*Provided entries*
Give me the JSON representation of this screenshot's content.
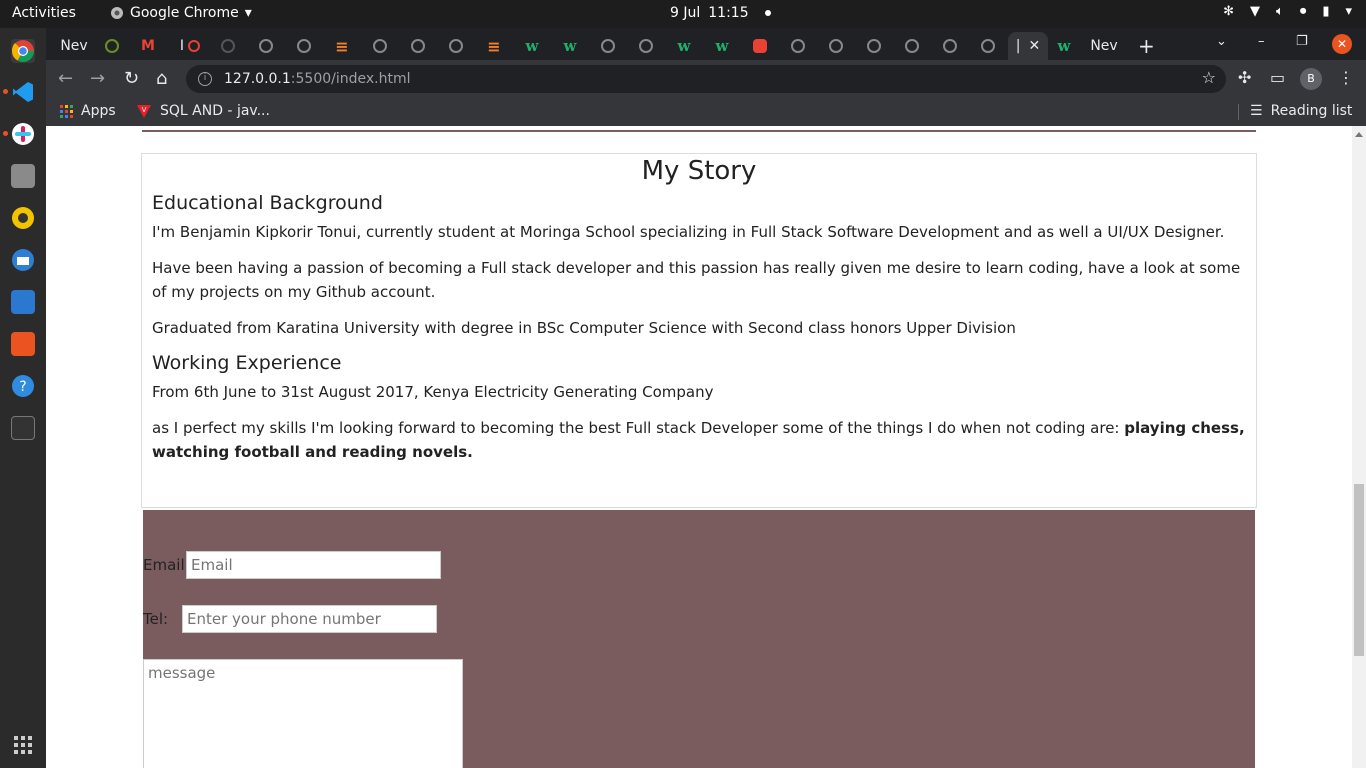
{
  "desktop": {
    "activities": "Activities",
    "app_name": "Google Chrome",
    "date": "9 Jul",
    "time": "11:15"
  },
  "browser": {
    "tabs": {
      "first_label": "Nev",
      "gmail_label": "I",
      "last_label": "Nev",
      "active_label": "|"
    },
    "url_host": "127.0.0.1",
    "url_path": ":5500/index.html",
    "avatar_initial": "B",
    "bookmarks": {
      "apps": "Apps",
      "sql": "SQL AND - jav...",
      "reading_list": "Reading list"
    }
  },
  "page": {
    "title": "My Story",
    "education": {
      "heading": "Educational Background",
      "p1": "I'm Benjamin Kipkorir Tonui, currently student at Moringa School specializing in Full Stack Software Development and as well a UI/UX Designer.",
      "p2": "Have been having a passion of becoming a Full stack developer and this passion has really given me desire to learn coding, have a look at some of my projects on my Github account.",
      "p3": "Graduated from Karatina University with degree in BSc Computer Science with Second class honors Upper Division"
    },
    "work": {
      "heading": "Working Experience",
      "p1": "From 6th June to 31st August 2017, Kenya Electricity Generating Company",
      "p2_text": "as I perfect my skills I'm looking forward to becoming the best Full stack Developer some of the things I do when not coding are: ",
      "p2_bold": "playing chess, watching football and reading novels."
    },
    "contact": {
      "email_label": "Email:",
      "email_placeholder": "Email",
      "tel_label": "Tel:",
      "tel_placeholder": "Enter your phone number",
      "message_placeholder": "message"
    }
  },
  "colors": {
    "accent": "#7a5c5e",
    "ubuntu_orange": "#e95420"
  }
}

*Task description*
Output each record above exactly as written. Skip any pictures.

*The answer*
Give me the JSON representation of this screenshot's content.
{
  "desktop": {
    "activities": "Activities",
    "app_name": "Google Chrome",
    "date": "9 Jul",
    "time": "11:15"
  },
  "browser": {
    "tabs": {
      "first_label": "Nev",
      "gmail_label": "I",
      "last_label": "Nev",
      "active_label": "|"
    },
    "url_host": "127.0.0.1",
    "url_path": ":5500/index.html",
    "avatar_initial": "B",
    "bookmarks": {
      "apps": "Apps",
      "sql": "SQL AND - jav...",
      "reading_list": "Reading list"
    }
  },
  "page": {
    "title": "My Story",
    "education": {
      "heading": "Educational Background",
      "p1": "I'm Benjamin Kipkorir Tonui, currently student at Moringa School specializing in Full Stack Software Development and as well a UI/UX Designer.",
      "p2": "Have been having a passion of becoming a Full stack developer and this passion has really given me desire to learn coding, have a look at some of my projects on my Github account.",
      "p3": "Graduated from Karatina University with degree in BSc Computer Science with Second class honors Upper Division"
    },
    "work": {
      "heading": "Working Experience",
      "p1": "From 6th June to 31st August 2017, Kenya Electricity Generating Company",
      "p2_text": "as I perfect my skills I'm looking forward to becoming the best Full stack Developer some of the things I do when not coding are: ",
      "p2_bold": "playing chess, watching football and reading novels."
    },
    "contact": {
      "email_label": "Email:",
      "email_placeholder": "Email",
      "tel_label": "Tel:",
      "tel_placeholder": "Enter your phone number",
      "message_placeholder": "message"
    }
  },
  "colors": {
    "accent": "#7a5c5e",
    "ubuntu_orange": "#e95420"
  }
}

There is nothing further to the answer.